Tools & Templates
New User Guide
Technology, by its fast-changing nature, is difficult to keep under control. The same thing ends up being done several different ways within a company; the wheel is constantly being reinvented. That was certainly the case at H&A.
H&A did not exactly leap onto the computer bandwagon. In 1993, only about half the staff had computers, and these were mostly 286s (or worse) running DOS applications. Because computer technology had not been identified as an area of future importance, the company had no strategy and no centralised control. Each office (there were 9 at the time) did its own thing, as it saw fit. Most offices were too small to have dedicated IT staff; a local engineer-hobbyist handled their computer-related needs.
It was only around 1995 that the company began to recognise the importance that computer technology would play in its future, and not until 1997 that it established a corporate IT department with authority over computing services in all offices. But by then, we had a hodgepodge of LANs, servers, email systems, and applications. In the other offices, each workstation had been set up individually, with no attempt at consistency between them. Haphazard setup had resulted in crash-happy workstations. Providing technical support over the phone, for a workstation whose setup we could not guess at, running applications we had never seen, proved to be difficult, frustrating, extremely time-consuming, and sometimes fruitless. This approach was clearly a waste of company resources, especially of our time and that of the engineer having the problem.
So we established workstation setup standards, server organisation and naming conventions, and a standard set of preconfigured applications using WinInstall. Over the course of about six months in late 1998, we went to all the other offices (there were about 12 by then) and rebuilt each one from the ground up. Each rebuild followed this process:
These rebuilds were a significant undertaking. The average office had 20-30 workstations, each of which required a couple of hours to rebuild. We scheduled rebuilds for weekends, beginning on Friday afternoon to give us as much time as possible. We brought as many IT staff as we thought would be needed, and worked throughout the weekend, often late into the night. On Monday morning, the staff came in to a squeaky clean, standardised computer setup. One or more of us remained there on Monday, to address any issues that might crop up, and answer any questions the staff might have.

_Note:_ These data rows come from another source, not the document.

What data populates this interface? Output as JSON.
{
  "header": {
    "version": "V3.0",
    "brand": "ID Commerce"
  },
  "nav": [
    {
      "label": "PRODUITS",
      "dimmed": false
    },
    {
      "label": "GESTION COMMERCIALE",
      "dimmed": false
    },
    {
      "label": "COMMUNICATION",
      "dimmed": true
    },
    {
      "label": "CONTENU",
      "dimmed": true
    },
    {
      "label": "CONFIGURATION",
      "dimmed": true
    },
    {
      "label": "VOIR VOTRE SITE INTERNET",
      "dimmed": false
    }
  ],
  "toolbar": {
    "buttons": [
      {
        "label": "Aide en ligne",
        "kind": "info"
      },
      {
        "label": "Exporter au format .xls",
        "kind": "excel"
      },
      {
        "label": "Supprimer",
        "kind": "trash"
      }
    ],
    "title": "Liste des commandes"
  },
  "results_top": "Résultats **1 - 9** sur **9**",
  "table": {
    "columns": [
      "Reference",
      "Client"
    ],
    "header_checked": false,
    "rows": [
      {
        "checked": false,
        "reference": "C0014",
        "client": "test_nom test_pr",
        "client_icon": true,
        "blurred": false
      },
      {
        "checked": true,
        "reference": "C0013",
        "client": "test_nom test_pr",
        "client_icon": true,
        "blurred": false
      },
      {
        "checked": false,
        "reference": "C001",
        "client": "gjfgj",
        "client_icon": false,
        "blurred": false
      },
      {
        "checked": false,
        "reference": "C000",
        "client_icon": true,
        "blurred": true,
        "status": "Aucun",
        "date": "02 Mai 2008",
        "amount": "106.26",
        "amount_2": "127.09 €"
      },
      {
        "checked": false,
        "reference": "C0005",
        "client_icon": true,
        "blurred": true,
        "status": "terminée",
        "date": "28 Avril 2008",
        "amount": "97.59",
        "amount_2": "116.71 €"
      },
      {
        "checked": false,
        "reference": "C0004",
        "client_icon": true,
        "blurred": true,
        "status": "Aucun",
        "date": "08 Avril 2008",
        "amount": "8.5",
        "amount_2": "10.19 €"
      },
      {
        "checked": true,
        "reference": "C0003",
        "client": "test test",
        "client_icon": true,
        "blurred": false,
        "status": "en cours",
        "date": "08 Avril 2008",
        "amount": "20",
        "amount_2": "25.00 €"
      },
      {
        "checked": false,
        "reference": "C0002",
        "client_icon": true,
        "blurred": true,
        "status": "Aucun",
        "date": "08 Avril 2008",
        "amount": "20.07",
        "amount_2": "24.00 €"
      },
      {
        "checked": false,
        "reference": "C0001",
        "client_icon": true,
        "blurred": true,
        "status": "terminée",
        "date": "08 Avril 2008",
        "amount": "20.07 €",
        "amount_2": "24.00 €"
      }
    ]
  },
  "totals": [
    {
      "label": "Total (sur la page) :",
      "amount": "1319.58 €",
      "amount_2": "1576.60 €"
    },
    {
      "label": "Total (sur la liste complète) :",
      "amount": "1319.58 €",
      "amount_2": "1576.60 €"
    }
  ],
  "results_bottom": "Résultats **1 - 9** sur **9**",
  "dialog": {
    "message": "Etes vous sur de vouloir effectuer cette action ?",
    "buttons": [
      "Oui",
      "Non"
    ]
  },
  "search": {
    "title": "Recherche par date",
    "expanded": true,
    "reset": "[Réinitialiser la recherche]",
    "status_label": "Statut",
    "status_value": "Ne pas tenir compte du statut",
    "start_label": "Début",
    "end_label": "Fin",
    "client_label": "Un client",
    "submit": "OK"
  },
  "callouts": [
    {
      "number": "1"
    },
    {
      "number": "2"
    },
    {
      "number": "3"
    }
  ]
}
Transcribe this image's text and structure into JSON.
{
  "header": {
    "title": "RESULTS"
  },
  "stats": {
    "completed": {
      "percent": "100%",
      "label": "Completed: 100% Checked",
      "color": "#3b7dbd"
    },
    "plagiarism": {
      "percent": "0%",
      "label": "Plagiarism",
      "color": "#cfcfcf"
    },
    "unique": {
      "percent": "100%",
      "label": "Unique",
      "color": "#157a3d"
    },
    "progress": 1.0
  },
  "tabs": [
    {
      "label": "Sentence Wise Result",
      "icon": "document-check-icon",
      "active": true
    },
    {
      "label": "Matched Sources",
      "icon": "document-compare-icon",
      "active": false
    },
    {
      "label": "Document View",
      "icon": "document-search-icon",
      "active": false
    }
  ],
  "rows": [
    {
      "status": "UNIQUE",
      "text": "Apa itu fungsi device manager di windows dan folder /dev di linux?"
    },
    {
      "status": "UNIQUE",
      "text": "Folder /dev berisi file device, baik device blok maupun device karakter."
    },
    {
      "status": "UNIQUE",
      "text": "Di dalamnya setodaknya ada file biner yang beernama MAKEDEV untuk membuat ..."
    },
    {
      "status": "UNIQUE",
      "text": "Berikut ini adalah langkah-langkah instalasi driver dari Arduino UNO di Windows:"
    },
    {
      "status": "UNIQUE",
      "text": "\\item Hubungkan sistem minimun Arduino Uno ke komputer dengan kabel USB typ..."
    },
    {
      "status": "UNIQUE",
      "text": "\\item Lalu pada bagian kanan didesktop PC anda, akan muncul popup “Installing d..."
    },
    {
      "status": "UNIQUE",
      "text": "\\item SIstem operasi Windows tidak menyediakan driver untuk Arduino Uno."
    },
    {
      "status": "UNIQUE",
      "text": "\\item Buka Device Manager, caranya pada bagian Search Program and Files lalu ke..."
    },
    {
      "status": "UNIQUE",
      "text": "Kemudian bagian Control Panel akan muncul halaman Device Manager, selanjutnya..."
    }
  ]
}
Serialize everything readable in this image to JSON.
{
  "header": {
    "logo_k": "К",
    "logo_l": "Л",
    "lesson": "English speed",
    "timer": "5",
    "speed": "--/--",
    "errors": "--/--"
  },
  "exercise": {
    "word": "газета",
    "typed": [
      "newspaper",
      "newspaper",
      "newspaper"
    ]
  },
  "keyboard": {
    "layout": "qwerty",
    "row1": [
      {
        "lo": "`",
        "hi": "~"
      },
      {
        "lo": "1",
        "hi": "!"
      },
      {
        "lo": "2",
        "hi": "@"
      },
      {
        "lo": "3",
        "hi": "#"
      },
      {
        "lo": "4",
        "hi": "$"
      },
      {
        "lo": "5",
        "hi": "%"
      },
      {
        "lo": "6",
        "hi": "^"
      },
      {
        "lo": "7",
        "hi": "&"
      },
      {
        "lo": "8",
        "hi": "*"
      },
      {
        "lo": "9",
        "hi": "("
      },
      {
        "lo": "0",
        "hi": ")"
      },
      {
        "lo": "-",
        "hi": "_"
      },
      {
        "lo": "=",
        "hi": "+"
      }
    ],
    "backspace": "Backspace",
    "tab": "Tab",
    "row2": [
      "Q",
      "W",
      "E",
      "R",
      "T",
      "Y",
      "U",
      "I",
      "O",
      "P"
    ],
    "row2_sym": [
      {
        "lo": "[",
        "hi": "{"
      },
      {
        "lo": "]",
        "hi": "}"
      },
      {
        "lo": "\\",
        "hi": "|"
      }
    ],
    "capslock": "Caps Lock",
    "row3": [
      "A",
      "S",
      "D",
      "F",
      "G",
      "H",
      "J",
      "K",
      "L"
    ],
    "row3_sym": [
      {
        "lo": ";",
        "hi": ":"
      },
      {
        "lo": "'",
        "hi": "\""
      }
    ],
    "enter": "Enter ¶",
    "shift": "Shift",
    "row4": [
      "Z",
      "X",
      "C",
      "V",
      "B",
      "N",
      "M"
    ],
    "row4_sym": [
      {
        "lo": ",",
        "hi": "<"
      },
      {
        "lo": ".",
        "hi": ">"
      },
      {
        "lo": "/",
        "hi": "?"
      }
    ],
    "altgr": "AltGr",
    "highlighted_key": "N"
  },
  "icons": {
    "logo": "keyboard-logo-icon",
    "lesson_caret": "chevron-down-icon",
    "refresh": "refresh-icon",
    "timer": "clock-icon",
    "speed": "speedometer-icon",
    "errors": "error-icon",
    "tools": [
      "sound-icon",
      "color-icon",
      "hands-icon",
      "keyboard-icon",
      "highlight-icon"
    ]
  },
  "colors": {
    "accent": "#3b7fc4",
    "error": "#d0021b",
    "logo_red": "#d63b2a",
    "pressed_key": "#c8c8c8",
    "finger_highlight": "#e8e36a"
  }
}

The end result of this effort was a sharp reduction in the volume of support calls received from the other offices--the staff could spend less time fighting their computers and more time using them productively. Also, because we then knew exactly how their workstations and applications were configured, the average support call was resolved much faster. And, in the case of hardware failures, we could set up a new computer and ship it overnight, in complete confidence that the user could just power it on and immediately get back to work; its configuration would be exactly right.
I planned and directed all the rebuilds, and participated directly in most of them.
Having performed these rebuilds came in handy when H&A subsequently opened new offices. The rebuilds forced us to identify exactly how an office should be set up, and how to do it. When a new office was opened, we could set up a server and all the workstations in Boston, ship them to the office, and presto! Instant network.
H&A also bought several existing companies, and had to integrate them into the existing operation. We did this by the same rebuild process, although it was more complicated because there were far more variables; an acquired company may have a current setup utterly unlike H&A's. Also, rebuilding an office that was its own company last week requires a great deal of delicacy and tact. (In other words, it's not a good idea to look like you're thinking "You will be assimilated. Resistance is futile.")
See also my musings elsewhere on the subject of consistency.
|Copyright © 2002 Lisa Nelson.||Last Modified: 9 March 2002||Back to Top|